◆ The task:
Your task is to copy each line of the records that includes the string "note".

Website and app data records
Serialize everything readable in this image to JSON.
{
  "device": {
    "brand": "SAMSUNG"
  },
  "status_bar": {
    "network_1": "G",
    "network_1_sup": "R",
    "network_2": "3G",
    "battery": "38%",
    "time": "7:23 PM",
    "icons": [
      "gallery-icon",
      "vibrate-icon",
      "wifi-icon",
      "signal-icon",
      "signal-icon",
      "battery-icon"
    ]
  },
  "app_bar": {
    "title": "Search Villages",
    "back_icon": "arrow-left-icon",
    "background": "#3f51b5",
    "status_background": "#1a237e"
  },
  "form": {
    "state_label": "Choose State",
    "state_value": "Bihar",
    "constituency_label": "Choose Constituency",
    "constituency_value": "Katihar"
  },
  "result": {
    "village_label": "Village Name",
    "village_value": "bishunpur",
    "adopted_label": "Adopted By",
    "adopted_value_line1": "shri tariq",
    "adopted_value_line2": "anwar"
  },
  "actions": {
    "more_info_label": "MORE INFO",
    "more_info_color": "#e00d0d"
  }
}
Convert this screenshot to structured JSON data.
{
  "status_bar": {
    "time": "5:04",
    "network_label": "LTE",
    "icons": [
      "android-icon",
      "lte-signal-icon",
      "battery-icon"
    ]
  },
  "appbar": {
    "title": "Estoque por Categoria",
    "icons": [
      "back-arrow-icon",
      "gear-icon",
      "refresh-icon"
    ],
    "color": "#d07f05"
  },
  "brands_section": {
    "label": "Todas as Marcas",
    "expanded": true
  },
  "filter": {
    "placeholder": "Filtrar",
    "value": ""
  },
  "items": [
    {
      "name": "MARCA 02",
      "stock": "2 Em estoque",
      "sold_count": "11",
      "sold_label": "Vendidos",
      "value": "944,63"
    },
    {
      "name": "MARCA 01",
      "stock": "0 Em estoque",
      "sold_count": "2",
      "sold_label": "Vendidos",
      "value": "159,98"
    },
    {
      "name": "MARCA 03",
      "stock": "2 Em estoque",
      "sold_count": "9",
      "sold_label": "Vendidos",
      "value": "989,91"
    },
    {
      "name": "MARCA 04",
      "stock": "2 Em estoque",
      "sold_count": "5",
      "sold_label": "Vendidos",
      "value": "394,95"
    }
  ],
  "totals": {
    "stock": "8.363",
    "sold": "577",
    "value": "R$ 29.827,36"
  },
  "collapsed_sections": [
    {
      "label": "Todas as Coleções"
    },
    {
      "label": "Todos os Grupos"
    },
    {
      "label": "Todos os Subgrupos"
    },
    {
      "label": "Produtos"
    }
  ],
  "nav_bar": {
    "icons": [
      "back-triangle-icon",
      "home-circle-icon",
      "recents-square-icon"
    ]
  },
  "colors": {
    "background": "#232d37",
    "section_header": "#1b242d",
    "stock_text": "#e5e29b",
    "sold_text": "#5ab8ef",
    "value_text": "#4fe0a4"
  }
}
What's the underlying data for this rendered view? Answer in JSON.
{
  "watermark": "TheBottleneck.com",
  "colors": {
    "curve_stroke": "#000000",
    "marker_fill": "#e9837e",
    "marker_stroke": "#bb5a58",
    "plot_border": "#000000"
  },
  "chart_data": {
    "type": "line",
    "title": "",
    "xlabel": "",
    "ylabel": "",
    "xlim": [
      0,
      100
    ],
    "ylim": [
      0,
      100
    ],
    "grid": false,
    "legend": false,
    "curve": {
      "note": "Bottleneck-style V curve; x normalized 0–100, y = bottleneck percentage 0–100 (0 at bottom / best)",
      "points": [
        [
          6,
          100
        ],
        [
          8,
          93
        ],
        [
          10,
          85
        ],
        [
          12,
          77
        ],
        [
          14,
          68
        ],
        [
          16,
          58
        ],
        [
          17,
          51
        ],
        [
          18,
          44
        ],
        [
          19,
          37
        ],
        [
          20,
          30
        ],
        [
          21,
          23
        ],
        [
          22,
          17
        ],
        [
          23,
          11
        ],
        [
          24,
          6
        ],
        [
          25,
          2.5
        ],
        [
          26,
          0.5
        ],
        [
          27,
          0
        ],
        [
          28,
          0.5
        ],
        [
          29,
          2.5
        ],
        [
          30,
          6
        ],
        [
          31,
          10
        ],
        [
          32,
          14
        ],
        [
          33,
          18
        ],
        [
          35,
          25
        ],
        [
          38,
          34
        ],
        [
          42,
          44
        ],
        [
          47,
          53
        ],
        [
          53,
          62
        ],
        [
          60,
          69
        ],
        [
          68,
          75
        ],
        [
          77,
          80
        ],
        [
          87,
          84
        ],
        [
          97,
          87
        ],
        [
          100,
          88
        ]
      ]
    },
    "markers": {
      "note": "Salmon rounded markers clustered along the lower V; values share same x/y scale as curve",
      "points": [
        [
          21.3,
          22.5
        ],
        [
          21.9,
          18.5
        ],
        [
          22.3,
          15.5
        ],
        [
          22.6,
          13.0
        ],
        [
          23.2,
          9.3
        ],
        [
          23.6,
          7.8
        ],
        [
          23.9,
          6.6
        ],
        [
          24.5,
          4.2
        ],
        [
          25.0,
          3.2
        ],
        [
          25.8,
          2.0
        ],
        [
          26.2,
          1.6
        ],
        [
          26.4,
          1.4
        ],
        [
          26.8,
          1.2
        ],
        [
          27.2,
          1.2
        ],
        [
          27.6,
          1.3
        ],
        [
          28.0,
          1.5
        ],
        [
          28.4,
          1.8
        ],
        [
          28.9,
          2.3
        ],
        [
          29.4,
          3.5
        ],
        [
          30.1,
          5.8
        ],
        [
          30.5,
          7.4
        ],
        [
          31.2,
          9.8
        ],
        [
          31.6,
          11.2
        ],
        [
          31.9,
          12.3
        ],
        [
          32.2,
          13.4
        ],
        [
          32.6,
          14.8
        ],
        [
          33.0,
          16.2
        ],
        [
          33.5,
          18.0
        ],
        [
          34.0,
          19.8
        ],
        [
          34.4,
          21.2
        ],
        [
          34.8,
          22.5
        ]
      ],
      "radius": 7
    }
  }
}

◆ Result of this exercise:
      "note": "Bottleneck-style V curve; x normalized 0–100, y = bottleneck percentage 0–100 (0 at bottom / best)",
      "note": "Salmon rounded markers clustered along the lower V; values share same x/y scale as curve",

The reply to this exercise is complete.